Recently, I started a new job working at a fitness center. I teach swimming lessons there and love interacting with the kids. During my first few weeks, a coworker of mine began to pry into my personal life. I could tell from the start that she was a little uncouth. In our second interaction she, very forwardly, asked, “What is your sexual orientation?” I admitted to her that I was gay. I was hesitant but decided to do so because I had finally gotten to a point where it is not something I felt ashamed of being. During my next week at work, she claimed that there was a bet going on among my coworkers concerning my sexuality and that she was the person nominated to “do the dirty work” of finding out. I considered this harassment and took it to my supervisors who handled the situation superbly. Later, I found out a bet never took place but that instead she was very tactlessly spreading this information around my workplace. Other coworkers recognized this as inappropriate, made it clear to me that they stood with me on the issue, and wanted to make this a safe place for me to work. This person was not creating a safe place for me to be myself. After many conversations with my bosses, this person was removed from her position due to her behavior.

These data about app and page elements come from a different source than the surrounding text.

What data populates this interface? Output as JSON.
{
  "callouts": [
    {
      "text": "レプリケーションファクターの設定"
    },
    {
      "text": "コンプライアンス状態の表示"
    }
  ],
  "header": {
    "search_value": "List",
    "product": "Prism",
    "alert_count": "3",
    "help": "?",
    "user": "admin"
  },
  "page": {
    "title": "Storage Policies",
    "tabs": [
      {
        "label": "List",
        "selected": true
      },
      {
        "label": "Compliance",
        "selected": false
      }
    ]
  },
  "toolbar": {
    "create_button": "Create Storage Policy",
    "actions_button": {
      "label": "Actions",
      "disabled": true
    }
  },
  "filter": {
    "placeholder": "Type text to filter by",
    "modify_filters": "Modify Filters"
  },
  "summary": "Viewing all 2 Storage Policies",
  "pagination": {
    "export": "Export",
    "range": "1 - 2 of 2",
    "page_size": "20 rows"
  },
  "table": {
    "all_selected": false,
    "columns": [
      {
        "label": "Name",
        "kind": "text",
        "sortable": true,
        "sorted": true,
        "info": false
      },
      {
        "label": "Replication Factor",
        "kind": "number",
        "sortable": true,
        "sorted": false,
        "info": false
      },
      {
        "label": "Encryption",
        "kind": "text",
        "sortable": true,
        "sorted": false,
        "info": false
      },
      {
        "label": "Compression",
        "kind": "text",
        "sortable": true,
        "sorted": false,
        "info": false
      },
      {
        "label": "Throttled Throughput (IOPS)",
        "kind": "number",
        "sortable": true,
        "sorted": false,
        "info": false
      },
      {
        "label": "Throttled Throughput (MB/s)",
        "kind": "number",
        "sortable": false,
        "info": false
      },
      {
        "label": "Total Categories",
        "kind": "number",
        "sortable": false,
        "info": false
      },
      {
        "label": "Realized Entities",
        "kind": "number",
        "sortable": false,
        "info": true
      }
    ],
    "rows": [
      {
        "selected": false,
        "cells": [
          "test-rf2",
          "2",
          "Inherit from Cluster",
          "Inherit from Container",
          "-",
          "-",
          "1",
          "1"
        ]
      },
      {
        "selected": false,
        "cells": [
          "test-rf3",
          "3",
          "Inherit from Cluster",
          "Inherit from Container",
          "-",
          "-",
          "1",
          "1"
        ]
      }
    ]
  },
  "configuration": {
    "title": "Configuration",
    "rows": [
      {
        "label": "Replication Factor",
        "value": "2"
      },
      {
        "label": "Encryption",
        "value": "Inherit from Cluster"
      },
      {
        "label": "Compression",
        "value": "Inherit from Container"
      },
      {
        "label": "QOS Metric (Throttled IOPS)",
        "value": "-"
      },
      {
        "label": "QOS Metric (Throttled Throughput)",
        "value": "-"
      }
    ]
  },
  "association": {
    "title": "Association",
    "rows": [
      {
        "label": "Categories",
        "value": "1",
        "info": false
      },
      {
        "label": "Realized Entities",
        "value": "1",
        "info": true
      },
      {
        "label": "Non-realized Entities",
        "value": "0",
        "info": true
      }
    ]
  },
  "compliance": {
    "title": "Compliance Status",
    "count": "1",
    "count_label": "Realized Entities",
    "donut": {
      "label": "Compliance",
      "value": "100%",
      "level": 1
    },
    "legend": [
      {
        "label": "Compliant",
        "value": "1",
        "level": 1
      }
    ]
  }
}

I have a friend named Tyler Carlson. He is the first male I came out to who has chosen to get to know me better. Because of this, Tyler is playing a vital role in my life. Tyler has given me space to be who I am and that has given us the opportunity to become very close. I feel the most loved when Tyler does not hold me to the image of who I was when he thought I was a heterosexual, and simultaneously does not hold me to his preconceived idea of who a gay person is. We give each other space and because of this we have been able to learn, grow and converse with each other in very healthy ways. I do not hesitate to call Tyler one of my best friends. He gives me space to be confident and explore who I am.
I tell these stories to encourage others to create space for the people around them. When someone comes out to you, let them have space to be themselves. Do not tell them that you are surprised, or that you knew all along – these statements are not helpful. Instead, be encouraging and let them know that you love them no matter what, and that you will let them be themselves in a world expecting them to be otherwise. Nathan Albert described coming out moments as holy moments to me, and I whole-heartedly believe that. As a gay man I can confidently say that the best thing someone has done for me is give me space to be myself. I feel the most loved when people like Tyler give me room to breathe. I think that is what we all want: room to breathe. I encourage others to give everyone room to breathe.